Entries shown:
↓

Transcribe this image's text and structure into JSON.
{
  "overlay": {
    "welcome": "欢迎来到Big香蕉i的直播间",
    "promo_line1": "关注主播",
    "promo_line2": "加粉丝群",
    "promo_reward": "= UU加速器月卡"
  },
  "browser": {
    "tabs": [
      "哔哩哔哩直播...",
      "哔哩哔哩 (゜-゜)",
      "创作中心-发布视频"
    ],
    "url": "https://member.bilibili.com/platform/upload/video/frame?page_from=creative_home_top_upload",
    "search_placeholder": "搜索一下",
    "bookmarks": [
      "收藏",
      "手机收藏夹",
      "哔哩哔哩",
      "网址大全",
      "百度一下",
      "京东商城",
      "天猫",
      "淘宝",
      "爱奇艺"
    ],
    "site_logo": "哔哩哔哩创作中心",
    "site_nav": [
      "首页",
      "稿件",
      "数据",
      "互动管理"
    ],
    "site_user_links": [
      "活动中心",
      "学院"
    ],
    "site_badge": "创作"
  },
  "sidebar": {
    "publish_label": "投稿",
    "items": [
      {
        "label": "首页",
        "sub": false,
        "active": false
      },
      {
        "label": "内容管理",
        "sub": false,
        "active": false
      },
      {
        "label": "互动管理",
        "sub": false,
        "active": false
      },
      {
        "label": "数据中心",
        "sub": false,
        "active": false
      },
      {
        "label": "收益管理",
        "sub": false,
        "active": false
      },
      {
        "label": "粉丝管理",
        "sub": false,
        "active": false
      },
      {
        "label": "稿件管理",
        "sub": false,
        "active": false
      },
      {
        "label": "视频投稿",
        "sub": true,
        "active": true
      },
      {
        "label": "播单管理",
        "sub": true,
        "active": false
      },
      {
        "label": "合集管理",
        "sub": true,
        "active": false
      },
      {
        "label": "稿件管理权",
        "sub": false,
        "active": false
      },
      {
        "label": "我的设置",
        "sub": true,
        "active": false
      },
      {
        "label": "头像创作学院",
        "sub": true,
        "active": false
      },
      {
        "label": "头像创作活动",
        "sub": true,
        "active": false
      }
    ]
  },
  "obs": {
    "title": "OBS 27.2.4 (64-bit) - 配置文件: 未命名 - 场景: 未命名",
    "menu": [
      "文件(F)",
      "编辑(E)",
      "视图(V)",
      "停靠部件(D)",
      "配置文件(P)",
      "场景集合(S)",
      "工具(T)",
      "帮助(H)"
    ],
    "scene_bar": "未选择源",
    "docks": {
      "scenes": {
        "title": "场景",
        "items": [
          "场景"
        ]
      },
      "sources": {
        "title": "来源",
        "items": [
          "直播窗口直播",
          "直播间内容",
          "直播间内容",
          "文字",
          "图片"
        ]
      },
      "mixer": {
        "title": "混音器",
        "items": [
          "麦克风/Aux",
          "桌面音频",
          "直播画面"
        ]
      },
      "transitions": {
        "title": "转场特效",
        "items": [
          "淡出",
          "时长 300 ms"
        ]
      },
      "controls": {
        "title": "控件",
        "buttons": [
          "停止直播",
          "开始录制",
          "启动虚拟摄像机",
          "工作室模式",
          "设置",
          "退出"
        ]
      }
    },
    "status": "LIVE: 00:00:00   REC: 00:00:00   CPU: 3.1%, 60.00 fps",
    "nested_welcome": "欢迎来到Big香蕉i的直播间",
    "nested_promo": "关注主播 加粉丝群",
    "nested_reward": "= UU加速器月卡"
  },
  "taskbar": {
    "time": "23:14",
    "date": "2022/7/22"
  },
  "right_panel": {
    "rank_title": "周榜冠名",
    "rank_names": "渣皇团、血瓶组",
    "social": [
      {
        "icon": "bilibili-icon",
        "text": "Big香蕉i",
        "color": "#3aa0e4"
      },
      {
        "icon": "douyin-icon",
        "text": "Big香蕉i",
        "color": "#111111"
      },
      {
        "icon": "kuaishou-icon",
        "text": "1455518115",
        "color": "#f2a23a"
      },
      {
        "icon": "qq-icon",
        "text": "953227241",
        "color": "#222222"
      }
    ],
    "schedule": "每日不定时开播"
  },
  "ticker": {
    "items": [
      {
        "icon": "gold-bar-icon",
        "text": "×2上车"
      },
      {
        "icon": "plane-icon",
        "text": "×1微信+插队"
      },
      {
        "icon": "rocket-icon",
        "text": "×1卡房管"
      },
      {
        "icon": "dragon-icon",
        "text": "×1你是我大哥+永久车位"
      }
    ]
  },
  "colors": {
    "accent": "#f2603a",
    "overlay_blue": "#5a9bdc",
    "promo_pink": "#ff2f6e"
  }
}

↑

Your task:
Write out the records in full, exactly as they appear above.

Your solution:
Transcribe this image's text and structure into JSON.
{
  "overlay": {
    "welcome": "欢迎来到Big香蕉i的直播间",
    "promo_line1": "关注主播",
    "promo_line2": "加粉丝群",
    "promo_reward": "= UU加速器月卡"
  },
  "browser": {
    "tabs": [
      "哔哩哔哩直播...",
      "哔哩哔哩 (゜-゜)",
      "创作中心-发布视频"
    ],
    "url": "https://member.bilibili.com/platform/upload/video/frame?page_from=creative_home_top_upload",
    "search_placeholder": "搜索一下",
    "bookmarks": [
      "收藏",
      "手机收藏夹",
      "哔哩哔哩",
      "网址大全",
      "百度一下",
      "京东商城",
      "天猫",
      "淘宝",
      "爱奇艺"
    ],
    "site_logo": "哔哩哔哩创作中心",
    "site_nav": [
      "首页",
      "稿件",
      "数据",
      "互动管理"
    ],
    "site_user_links": [
      "活动中心",
      "学院"
    ],
    "site_badge": "创作"
  },
  "sidebar": {
    "publish_label": "投稿",
    "items": [
      {
        "label": "首页",
        "sub": false,
        "active": false
      },
      {
        "label": "内容管理",
        "sub": false,
        "active": false
      },
      {
        "label": "互动管理",
        "sub": false,
        "active": false
      },
      {
        "label": "数据中心",
        "sub": false,
        "active": false
      },
      {
        "label": "收益管理",
        "sub": false,
        "active": false
      },
      {
        "label": "粉丝管理",
        "sub": false,
        "active": false
      },
      {
        "label": "稿件管理",
        "sub": false,
        "active": false
      },
      {
        "label": "视频投稿",
        "sub": true,
        "active": true
      },
      {
        "label": "播单管理",
        "sub": true,
        "active": false
      },
      {
        "label": "合集管理",
        "sub": true,
        "active": false
      },
      {
        "label": "稿件管理权",
        "sub": false,
        "active": false
      },
      {
        "label": "我的设置",
        "sub": true,
        "active": false
      },
      {
        "label": "头像创作学院",
        "sub": true,
        "active": false
      },
      {
        "label": "头像创作活动",
        "sub": true,
        "active": false
      }
    ]
  },
  "obs": {
    "title": "OBS 27.2.4 (64-bit) - 配置文件: 未命名 - 场景: 未命名",
    "menu": [
      "文件(F)",
      "编辑(E)",
      "视图(V)",
      "停靠部件(D)",
      "配置文件(P)",
      "场景集合(S)",
      "工具(T)",
      "帮助(H)"
    ],
    "scene_bar": "未选择源",
    "docks": {
      "scenes": {
        "title": "场景",
        "items": [
          "场景"
        ]
      },
      "sources": {
        "title": "来源",
        "items": [
          "直播窗口直播",
          "直播间内容",
          "直播间内容",
          "文字",
          "图片"
        ]
      },
      "mixer": {
        "title": "混音器",
        "items": [
          "麦克风/Aux",
          "桌面音频",
          "直播画面"
        ]
      },
      "transitions": {
        "title": "转场特效",
        "items": [
          "淡出",
          "时长 300 ms"
        ]
      },
      "controls": {
        "title": "控件",
        "buttons": [
          "停止直播",
          "开始录制",
          "启动虚拟摄像机",
          "工作室模式",
          "设置",
          "退出"
        ]
      }
    },
    "status": "LIVE: 00:00:00   REC: 00:00:00   CPU: 3.1%, 60.00 fps",
    "nested_welcome": "欢迎来到Big香蕉i的直播间",
    "nested_promo": "关注主播 加粉丝群",
    "nested_reward": "= UU加速器月卡"
  },
  "taskbar": {
    "time": "23:14",
    "date": "2022/7/22"
  },
  "right_panel": {
    "rank_title": "周榜冠名",
    "rank_names": "渣皇团、血瓶组",
    "social": [
      {
        "icon": "bilibili-icon",
        "text": "Big香蕉i",
        "color": "#3aa0e4"
      },
      {
        "icon": "douyin-icon",
        "text": "Big香蕉i",
        "color": "#111111"
      },
      {
        "icon": "kuaishou-icon",
        "text": "1455518115",
        "color": "#f2a23a"
      },
      {
        "icon": "qq-icon",
        "text": "953227241",
        "color": "#222222"
      }
    ],
    "schedule": "每日不定时开播"
  },
  "ticker": {
    "items": [
      {
        "icon": "gold-bar-icon",
        "text": "×2上车"
      },
      {
        "icon": "plane-icon",
        "text": "×1微信+插队"
      },
      {
        "icon": "rocket-icon",
        "text": "×1卡房管"
      },
      {
        "icon": "dragon-icon",
        "text": "×1你是我大哥+永久车位"
      }
    ]
  },
  "colors": {
    "accent": "#f2603a",
    "overlay_blue": "#5a9bdc",
    "promo_pink": "#ff2f6e"
  }
}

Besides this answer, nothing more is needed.